What the task asks
Each record below needs to be retyped exactly.

*** Begin section ***

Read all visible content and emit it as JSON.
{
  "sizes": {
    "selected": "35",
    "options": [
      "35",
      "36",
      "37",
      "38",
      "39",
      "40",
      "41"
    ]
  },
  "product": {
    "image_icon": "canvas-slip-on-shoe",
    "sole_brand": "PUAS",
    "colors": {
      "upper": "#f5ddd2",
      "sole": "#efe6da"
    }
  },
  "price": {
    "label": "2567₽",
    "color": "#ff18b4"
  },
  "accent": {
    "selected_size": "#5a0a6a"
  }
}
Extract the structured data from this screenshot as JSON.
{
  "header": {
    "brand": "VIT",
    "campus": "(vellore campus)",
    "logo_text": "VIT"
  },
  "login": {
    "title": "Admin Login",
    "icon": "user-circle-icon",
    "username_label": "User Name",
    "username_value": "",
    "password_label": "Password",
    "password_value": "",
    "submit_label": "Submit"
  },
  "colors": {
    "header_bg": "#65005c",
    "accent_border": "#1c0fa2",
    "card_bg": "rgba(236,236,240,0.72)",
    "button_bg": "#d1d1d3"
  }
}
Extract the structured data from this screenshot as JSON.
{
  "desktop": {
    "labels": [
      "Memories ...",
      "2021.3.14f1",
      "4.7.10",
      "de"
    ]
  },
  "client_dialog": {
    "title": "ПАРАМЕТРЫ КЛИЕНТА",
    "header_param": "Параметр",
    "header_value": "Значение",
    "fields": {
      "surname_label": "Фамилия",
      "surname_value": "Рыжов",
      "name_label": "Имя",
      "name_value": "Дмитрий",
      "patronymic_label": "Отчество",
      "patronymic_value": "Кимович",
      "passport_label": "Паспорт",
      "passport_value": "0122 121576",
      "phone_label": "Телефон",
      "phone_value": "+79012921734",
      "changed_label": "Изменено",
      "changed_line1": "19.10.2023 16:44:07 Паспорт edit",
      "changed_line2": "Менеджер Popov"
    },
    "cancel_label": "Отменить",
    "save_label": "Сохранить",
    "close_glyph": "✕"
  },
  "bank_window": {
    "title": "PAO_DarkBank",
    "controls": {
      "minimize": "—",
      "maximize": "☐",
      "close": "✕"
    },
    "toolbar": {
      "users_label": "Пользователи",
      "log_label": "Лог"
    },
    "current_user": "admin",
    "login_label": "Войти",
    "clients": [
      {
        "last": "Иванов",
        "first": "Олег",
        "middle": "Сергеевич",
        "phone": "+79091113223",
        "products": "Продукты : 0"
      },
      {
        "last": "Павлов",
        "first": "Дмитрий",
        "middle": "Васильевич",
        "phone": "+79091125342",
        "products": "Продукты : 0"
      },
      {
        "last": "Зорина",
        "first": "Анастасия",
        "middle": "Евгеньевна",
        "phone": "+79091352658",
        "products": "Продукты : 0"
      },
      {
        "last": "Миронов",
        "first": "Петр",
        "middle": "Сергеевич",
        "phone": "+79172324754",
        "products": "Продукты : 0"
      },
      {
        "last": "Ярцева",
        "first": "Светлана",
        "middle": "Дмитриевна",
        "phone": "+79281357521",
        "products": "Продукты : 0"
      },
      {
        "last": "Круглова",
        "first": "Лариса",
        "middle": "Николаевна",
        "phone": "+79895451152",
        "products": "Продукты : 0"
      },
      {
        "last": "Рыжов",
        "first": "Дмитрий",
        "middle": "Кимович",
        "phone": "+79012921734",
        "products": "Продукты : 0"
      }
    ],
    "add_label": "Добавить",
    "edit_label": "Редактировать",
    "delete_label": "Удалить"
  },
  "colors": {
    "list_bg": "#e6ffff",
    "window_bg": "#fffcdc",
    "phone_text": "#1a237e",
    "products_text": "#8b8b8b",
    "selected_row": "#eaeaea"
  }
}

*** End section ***

Your response
Read all visible content and emit it as JSON.
{
  "sizes": {
    "selected": "35",
    "options": [
      "35",
      "36",
      "37",
      "38",
      "39",
      "40",
      "41"
    ]
  },
  "product": {
    "image_icon": "canvas-slip-on-shoe",
    "sole_brand": "PUAS",
    "colors": {
      "upper": "#f5ddd2",
      "sole": "#efe6da"
    }
  },
  "price": {
    "label": "2567₽",
    "color": "#ff18b4"
  },
  "accent": {
    "selected_size": "#5a0a6a"
  }
}
Extract the structured data from this screenshot as JSON.
{
  "header": {
    "brand": "VIT",
    "campus": "(vellore campus)",
    "logo_text": "VIT"
  },
  "login": {
    "title": "Admin Login",
    "icon": "user-circle-icon",
    "username_label": "User Name",
    "username_value": "",
    "password_label": "Password",
    "password_value": "",
    "submit_label": "Submit"
  },
  "colors": {
    "header_bg": "#65005c",
    "accent_border": "#1c0fa2",
    "card_bg": "rgba(236,236,240,0.72)",
    "button_bg": "#d1d1d3"
  }
}
Extract the structured data from this screenshot as JSON.
{
  "desktop": {
    "labels": [
      "Memories ...",
      "2021.3.14f1",
      "4.7.10",
      "de"
    ]
  },
  "client_dialog": {
    "title": "ПАРАМЕТРЫ КЛИЕНТА",
    "header_param": "Параметр",
    "header_value": "Значение",
    "fields": {
      "surname_label": "Фамилия",
      "surname_value": "Рыжов",
      "name_label": "Имя",
      "name_value": "Дмитрий",
      "patronymic_label": "Отчество",
      "patronymic_value": "Кимович",
      "passport_label": "Паспорт",
      "passport_value": "0122 121576",
      "phone_label": "Телефон",
      "phone_value": "+79012921734",
      "changed_label": "Изменено",
      "changed_line1": "19.10.2023 16:44:07 Паспорт edit",
      "changed_line2": "Менеджер Popov"
    },
    "cancel_label": "Отменить",
    "save_label": "Сохранить",
    "close_glyph": "✕"
  },
  "bank_window": {
    "title": "PAO_DarkBank",
    "controls": {
      "minimize": "—",
      "maximize": "☐",
      "close": "✕"
    },
    "toolbar": {
      "users_label": "Пользователи",
      "log_label": "Лог"
    },
    "current_user": "admin",
    "login_label": "Войти",
    "clients": [
      {
        "last": "Иванов",
        "first": "Олег",
        "middle": "Сергеевич",
        "phone": "+79091113223",
        "products": "Продукты : 0"
      },
      {
        "last": "Павлов",
        "first": "Дмитрий",
        "middle": "Васильевич",
        "phone": "+79091125342",
        "products": "Продукты : 0"
      },
      {
        "last": "Зорина",
        "first": "Анастасия",
        "middle": "Евгеньевна",
        "phone": "+79091352658",
        "products": "Продукты : 0"
      },
      {
        "last": "Миронов",
        "first": "Петр",
        "middle": "Сергеевич",
        "phone": "+79172324754",
        "products": "Продукты : 0"
      },
      {
        "last": "Ярцева",
        "first": "Светлана",
        "middle": "Дмитриевна",
        "phone": "+79281357521",
        "products": "Продукты : 0"
      },
      {
        "last": "Круглова",
        "first": "Лариса",
        "middle": "Николаевна",
        "phone": "+79895451152",
        "products": "Продукты : 0"
      },
      {
        "last": "Рыжов",
        "first": "Дмитрий",
        "middle": "Кимович",
        "phone": "+79012921734",
        "products": "Продукты : 0"
      }
    ],
    "add_label": "Добавить",
    "edit_label": "Редактировать",
    "delete_label": "Удалить"
  },
  "colors": {
    "list_bg": "#e6ffff",
    "window_bg": "#fffcdc",
    "phone_text": "#1a237e",
    "products_text": "#8b8b8b",
    "selected_row": "#eaeaea"
  }
}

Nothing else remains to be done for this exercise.